Edgar Allan Poe and the Jewel of Peru, Karen Lee Street’s successful second mystery featuring Poe and his literary creation C. Auguste Dupin as a flesh-and-blood detective, is a duplicitous, at times macabre, and very clever tale worthy of Mr. Poe’s name.
Living in 1844 Philadelphia with his wife, Virginia, whom Poe has nicknamed “Sissy,” and his mother-in-law, Muddy, Poe receives a parcel containing three mummified crows. Poe’s immediate suspicion is that the package is from an old enemy, George Rhynwick Williams. Complicating matters, Helena Loddiges, for whom Poe is editing an ornithology text, wants Poe’s help in finding out how her father’s bird collector, Andrew Mathews, and his son, Jeremiah—who was Helena’s lover—died at the Philadelphia docks. When two additional packages arrive, including one that hints that Dupin is in danger, and Helena is kidnapped, Poe and Dupin team up to solve the mystery.

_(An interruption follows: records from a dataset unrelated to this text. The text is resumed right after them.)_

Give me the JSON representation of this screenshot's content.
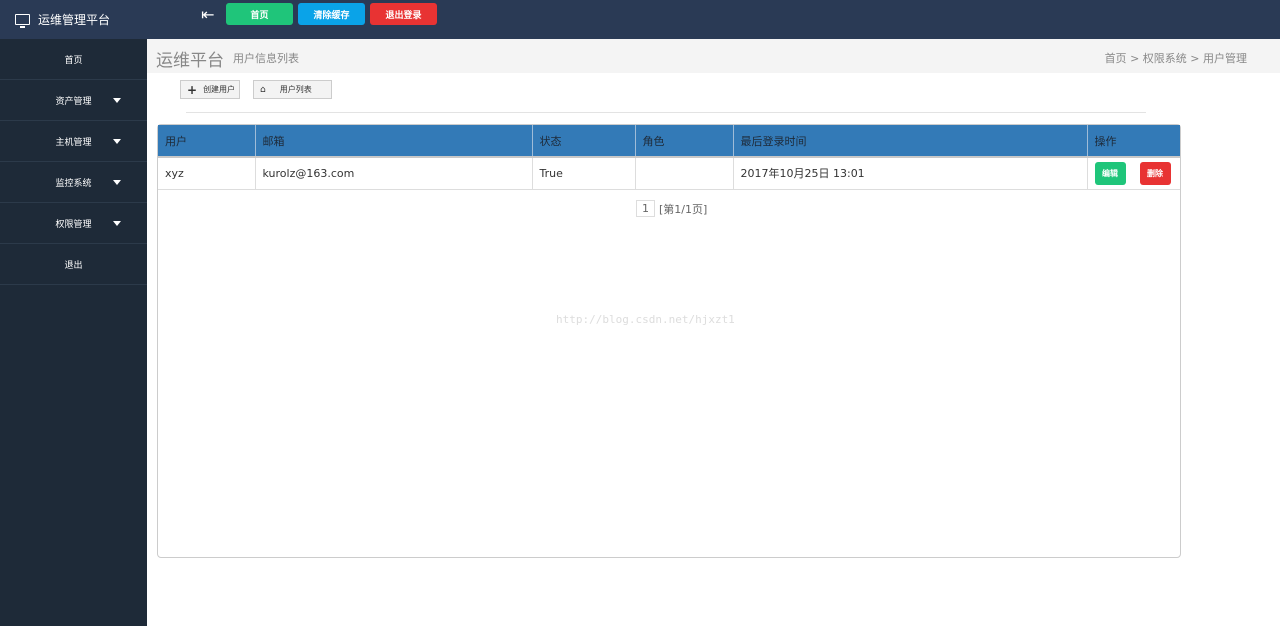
{
  "app": {
    "title": "运维管理平台",
    "icon": "monitor-icon"
  },
  "topbar": {
    "home": "首页",
    "clear_cache": "清除缓存",
    "logout": "退出登录",
    "colors": {
      "home": "#1fc57a",
      "clear": "#0aa3e8",
      "logout": "#e83333"
    }
  },
  "sidebar": {
    "items": [
      {
        "label": "首页"
      },
      {
        "label": "资产管理"
      },
      {
        "label": "主机管理"
      },
      {
        "label": "监控系统"
      },
      {
        "label": "权限管理"
      },
      {
        "label": "退出"
      }
    ]
  },
  "page": {
    "title": "运维平台",
    "subtitle": "用户信息列表",
    "breadcrumb": [
      "首页",
      "权限系统",
      "用户管理"
    ],
    "sep": ">"
  },
  "actions": {
    "create": "创建用户",
    "list": "用户列表"
  },
  "table": {
    "headers": [
      "用户",
      "邮箱",
      "状态",
      "角色",
      "最后登录时间",
      "操作"
    ],
    "rows": [
      {
        "user": "xyz",
        "email": "kurolz@163.com",
        "status": "True",
        "role": "",
        "last_login": "2017年10月25日 13:01",
        "edit": "编辑",
        "delete": "删除"
      }
    ]
  },
  "pager": {
    "page": "1",
    "info": "[第1/1页]"
  },
  "watermark": "http://blog.csdn.net/hjxzt1"
}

Edgar Allan Poe and the Jewel of Peru is an invigorating mystery that feels both new and old at once. Its rich depiction of Edgar Allan Poe and its language, which has the same quality as Poe’s own prose, add depth and substance to the story. The smile-inducing combination of Poe and Dupin as crime-solving partners is admirably achieved without stretching the novel’s credibility. The Jewel of Peru is a traditional mystery most readers will find attractive, but its full appeal is for those with a deep appreciation for Poe and his writing.